Wednesday, January 20th, 2010


As likely all of you know, Haiti was devastated by a major earthquake last week. Many of us software developers wondered how we could help. Then Justin Williams of Second Gear Software came up with an idea. He thought he could donate all the sales of his software for a single day to help the relief effort, and invited other indie software developers to band together with him to do the same. This became Indie+Relief, which now has well over 100 developers participating, including Useful Fruit.

The idea is simple, 100% of income from today’s sales goes to the relief effort in Haiti.¬†Each developer chooses which charity they will donate their income to. I have chosen UMCOR, the relief organization associated with the United Methodist Church. It’s a great organization that I’ve volunteered with in the past. They are quick to respond, as well as very effective and efficient. This is because they get so much volunteer labor and the fact that the church funds their administration, so 100% of all donated funds go straight to the relief effort.

So, if you’ve been considering purchasing or know someone who has, today is a good day to do it. Also, please check out the other apps that are part of Indie+Relief. You might find something else useful to you and help some people in need in the process.

Positioning windows

Friday, January 15th, 2010

Pear Note uses separate windows for separate documents as well as for slides and video (if you double-click them to make them bigger). This is by design Рby making these things separate windows you are free to position them however you like. Also, tools like Exposé are useful when you put things in separate windows. This works pretty well.

That said, lining up windows can be a bit painful, to the point that people often won’t do it and they’ll have windows partially overlapping. I’ve long wrestled with this, but recently the folks at Irradiated Software released some apps that are great at making this easier. These tools all allow you to line up windows with very simple actions. I’m using SizeUp myself, which gives you a bunch of keyboard shortcuts to position a window on the left, right, top, or bottom half of the screen, as well as into the quadrants (pictured below) and on specific monitors. They’ve also got a lite version of it called TwoUp and one that is mouse driven rather than keyboard driven called Cinch.


I don’t know the developer or have any vested interest in this software, but I think it’s a great tool that is especially useful with Pear Note.

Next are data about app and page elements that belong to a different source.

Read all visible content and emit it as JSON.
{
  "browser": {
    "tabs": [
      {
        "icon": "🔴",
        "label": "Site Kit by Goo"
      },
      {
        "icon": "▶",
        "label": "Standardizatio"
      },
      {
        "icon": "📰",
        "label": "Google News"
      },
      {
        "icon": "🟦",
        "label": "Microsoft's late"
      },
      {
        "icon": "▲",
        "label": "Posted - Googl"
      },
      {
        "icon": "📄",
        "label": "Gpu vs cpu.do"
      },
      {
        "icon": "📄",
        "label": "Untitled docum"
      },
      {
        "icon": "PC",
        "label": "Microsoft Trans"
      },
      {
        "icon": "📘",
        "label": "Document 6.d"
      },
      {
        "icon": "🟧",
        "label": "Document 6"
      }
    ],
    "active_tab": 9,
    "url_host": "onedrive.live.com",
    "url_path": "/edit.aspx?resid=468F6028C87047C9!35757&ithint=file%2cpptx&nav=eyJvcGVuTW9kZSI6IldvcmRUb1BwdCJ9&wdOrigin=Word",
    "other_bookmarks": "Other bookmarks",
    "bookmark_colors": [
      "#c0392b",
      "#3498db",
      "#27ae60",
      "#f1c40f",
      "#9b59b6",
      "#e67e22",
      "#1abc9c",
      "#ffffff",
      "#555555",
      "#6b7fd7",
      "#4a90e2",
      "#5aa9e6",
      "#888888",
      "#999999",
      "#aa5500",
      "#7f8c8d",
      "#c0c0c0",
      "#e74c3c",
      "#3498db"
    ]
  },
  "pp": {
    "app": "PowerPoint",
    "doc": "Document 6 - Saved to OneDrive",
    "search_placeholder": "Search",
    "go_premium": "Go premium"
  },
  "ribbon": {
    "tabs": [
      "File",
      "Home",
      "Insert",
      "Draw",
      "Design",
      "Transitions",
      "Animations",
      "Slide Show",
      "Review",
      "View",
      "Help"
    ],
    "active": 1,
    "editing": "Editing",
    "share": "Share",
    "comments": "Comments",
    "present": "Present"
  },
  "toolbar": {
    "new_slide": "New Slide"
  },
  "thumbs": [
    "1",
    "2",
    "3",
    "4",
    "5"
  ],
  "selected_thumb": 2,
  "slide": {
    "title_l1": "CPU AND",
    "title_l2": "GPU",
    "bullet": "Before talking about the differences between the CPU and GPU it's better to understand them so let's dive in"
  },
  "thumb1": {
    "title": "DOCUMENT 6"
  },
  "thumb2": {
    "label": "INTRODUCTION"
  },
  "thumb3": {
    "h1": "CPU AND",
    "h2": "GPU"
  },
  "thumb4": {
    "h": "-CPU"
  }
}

If you find yourself looking for a tool to make it easier to line up notes next to one another or slides and video, check them out.